***** Provided entries

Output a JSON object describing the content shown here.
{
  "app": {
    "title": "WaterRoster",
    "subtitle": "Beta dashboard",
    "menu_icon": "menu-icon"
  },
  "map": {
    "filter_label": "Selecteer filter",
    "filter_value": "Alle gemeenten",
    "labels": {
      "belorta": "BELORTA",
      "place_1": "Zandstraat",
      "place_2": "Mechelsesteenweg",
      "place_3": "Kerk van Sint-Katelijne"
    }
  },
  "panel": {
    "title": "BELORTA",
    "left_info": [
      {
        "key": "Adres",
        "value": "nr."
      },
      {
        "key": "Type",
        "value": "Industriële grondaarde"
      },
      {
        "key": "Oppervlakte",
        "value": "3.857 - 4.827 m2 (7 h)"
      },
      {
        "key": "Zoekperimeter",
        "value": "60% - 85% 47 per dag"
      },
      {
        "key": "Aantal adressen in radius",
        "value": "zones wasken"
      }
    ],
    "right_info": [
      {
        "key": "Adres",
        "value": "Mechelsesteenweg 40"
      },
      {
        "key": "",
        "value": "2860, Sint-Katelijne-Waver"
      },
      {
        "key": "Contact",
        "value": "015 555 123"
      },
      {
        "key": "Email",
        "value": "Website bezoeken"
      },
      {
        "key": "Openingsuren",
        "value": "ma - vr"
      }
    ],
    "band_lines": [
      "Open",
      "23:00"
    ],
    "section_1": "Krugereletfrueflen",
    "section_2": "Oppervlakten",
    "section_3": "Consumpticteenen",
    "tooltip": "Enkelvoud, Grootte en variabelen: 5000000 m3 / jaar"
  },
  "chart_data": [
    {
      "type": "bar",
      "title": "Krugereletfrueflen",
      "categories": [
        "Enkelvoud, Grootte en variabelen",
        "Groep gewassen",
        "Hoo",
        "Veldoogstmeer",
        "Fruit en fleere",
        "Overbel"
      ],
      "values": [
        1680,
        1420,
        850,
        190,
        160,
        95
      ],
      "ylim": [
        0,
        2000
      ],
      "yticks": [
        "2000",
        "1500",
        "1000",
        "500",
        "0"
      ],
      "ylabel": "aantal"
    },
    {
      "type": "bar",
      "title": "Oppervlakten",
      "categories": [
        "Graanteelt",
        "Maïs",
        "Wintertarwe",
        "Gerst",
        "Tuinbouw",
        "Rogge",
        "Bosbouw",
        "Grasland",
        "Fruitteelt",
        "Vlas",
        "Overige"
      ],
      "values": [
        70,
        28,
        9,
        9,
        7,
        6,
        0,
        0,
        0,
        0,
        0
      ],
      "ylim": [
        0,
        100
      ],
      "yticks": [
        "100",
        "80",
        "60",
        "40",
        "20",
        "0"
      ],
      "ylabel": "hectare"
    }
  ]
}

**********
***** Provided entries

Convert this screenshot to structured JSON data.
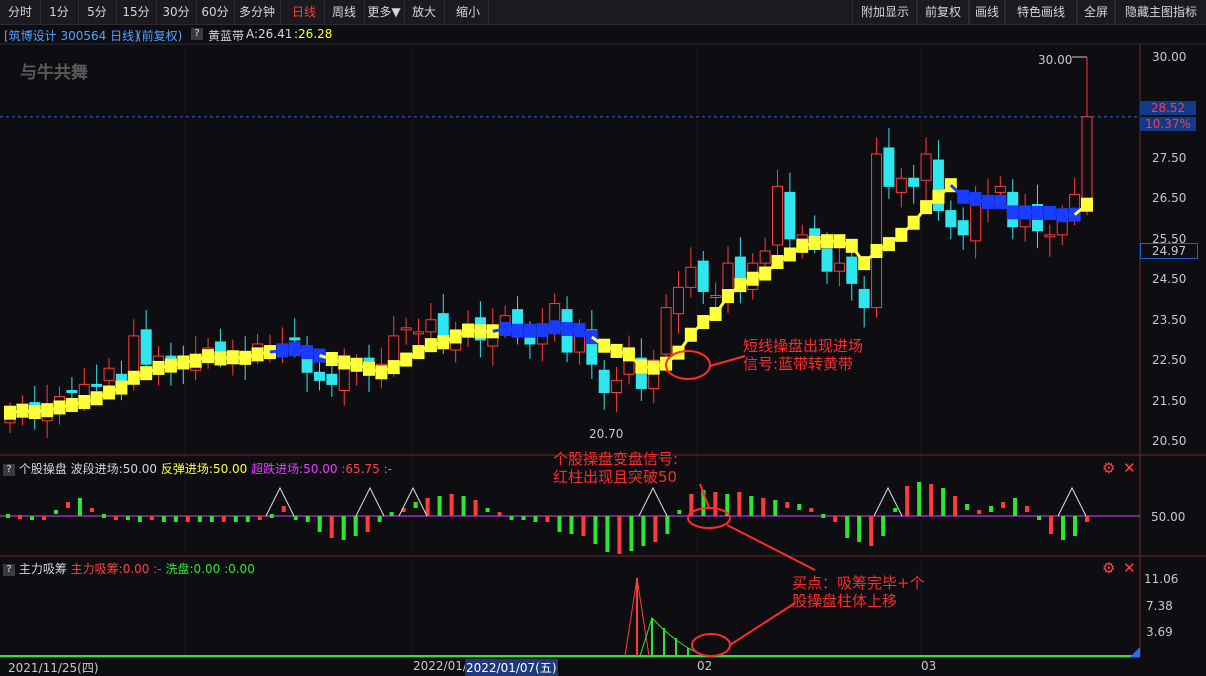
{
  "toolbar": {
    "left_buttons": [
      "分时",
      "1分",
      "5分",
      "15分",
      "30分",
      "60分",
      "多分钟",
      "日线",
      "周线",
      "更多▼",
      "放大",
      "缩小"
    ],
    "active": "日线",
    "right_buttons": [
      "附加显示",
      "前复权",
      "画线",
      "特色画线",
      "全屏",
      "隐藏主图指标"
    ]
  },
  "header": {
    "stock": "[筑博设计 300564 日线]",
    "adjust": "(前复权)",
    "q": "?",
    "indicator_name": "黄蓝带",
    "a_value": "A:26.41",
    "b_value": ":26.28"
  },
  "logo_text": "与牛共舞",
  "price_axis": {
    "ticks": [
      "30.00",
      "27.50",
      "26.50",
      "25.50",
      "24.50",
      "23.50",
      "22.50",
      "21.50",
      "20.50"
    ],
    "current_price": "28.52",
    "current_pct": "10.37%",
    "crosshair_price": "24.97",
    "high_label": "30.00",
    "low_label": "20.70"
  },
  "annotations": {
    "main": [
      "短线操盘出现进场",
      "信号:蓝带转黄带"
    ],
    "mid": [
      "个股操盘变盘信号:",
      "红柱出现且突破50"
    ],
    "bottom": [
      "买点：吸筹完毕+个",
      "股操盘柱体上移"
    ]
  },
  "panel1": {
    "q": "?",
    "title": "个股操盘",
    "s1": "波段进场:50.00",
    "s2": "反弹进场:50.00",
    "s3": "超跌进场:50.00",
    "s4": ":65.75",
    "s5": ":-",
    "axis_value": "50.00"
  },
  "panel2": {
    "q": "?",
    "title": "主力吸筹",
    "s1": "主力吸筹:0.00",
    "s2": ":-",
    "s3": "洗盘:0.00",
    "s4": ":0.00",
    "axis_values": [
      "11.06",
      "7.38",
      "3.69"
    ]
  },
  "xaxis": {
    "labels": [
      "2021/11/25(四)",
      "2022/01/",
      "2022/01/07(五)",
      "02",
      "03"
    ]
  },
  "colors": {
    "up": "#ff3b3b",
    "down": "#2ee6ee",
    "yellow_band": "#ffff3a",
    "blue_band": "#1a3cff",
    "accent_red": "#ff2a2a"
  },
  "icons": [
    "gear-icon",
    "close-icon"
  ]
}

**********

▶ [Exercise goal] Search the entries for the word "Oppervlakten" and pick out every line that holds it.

▶ [Reply]
    "section_2": "Oppervlakten",
      "title": "Oppervlakten",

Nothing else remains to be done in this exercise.